Earlier, my interviewer had made a joke about covering my travel expenses. When he returned again, he handed an envelope with 5000 yen in it. I was so shocked that I’m not sure if I accepted it correctly (you’re supposed to accept with both hands in Japan) and shortly afterwards, I dropped the materials I’d used in the demo lesson all over the floor. I felt so clumsy and wanted to escape as quickly as possible until I was told that one of my “students” would drop me to the station. Again, I was shocked because these sorts of things do not happen in the UK. We are never reimbursed travel expenses and nobody offers to drive an interview candidate to the station. What’s more, the station was only a ten minute walk away also, so I found this extremely particular.
It was only after getting into yet another stranger’s car that I realised that this “third student” had probably been sent there to observe me as I demoed my lesson. I just hadn’t been told this and I really wish I had, because then I could have focused on the other two. I tried to instigate a conversation in the car and then fell silent until he started talking to me again so I spoke to him a bit more freely. He took me to the station as planned. I thanked him, we bowed in farewell and I couldn’t have scurried away into that station fast enough.
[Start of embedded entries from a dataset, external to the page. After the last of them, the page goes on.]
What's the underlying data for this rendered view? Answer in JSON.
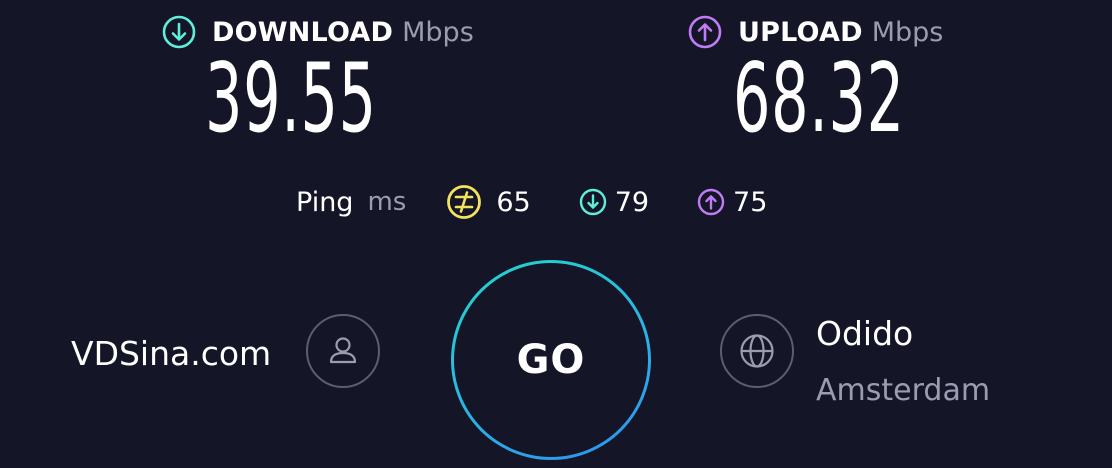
{
  "download": {
    "label": "DOWNLOAD",
    "unit": "Mbps",
    "value": "39.55",
    "icon": "arrow-down-circle-icon",
    "color": "#5eeedb"
  },
  "upload": {
    "label": "UPLOAD",
    "unit": "Mbps",
    "value": "68.32",
    "icon": "arrow-up-circle-icon",
    "color": "#c07cf5"
  },
  "ping": {
    "label": "Ping",
    "unit": "ms",
    "idle": {
      "value": "65",
      "icon": "ping-idle-icon",
      "color": "#f3e25f"
    },
    "download": {
      "value": "79",
      "icon": "arrow-down-circle-icon",
      "color": "#5eeedb"
    },
    "upload": {
      "value": "75",
      "icon": "arrow-up-circle-icon",
      "color": "#c07cf5"
    }
  },
  "host": {
    "name": "VDSina.com",
    "icon": "user-icon"
  },
  "go": {
    "label": "GO"
  },
  "isp": {
    "name": "Odido",
    "location": "Amsterdam",
    "icon": "globe-icon"
  }
}
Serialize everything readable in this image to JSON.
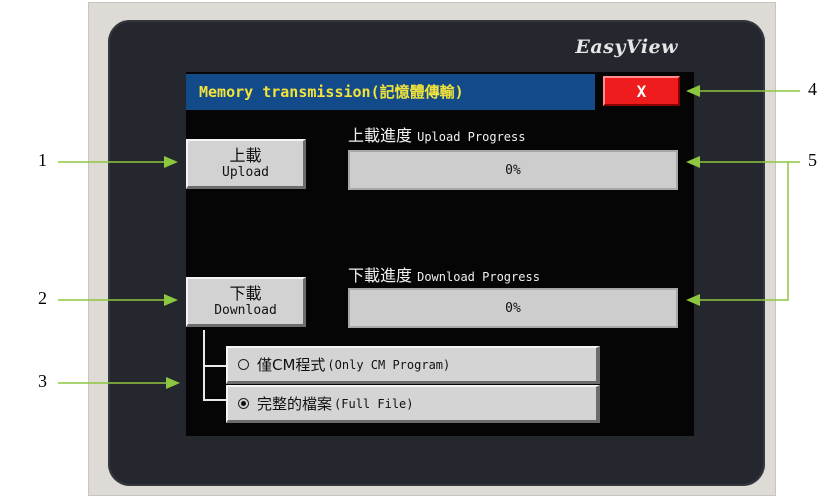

Upon reflection, I think even before having the interview, I knew I didn’t want the job as much. What I wanted however was the interview experience as it had been well over a year since I’d interviewed last. But I didn’t realise that I would actually be walking into a purely Japanese environment; I was expecting to see one or two foreigners walking around. As a result, I probably would have done a lot more research but I’m now starting to realise that the email address I’d be corresponding with should have been a dead giveaway. It had been created through Yahoo Mail.
The people in question were pleasant. They didn’t do anything bad to me but I felt a little shaken after the experience - epic culture shock, I believe. I highly doubt any of the men in that facility had met a foreigner like me before and I’d never been in an environment quite like that either. So as soon as I got on the train, I contacted people and found out that apparently, it’s not uncommon for companies to reimburse travel expenses to interview candidates here. It didn’t make me feel any better; I felt really weird accepting the money but I know that it isn’t custom in Japan to turn away kindness.
I was told I would be contacted with the result but I’d be surprised if they offered me the position. Irrespective, as I said, I don’t think I want the position as much and I especially don’t want a part time role. It was certainly an experience however. Next time, hopefully, I’ll be more prepared…and less sleep-deprived.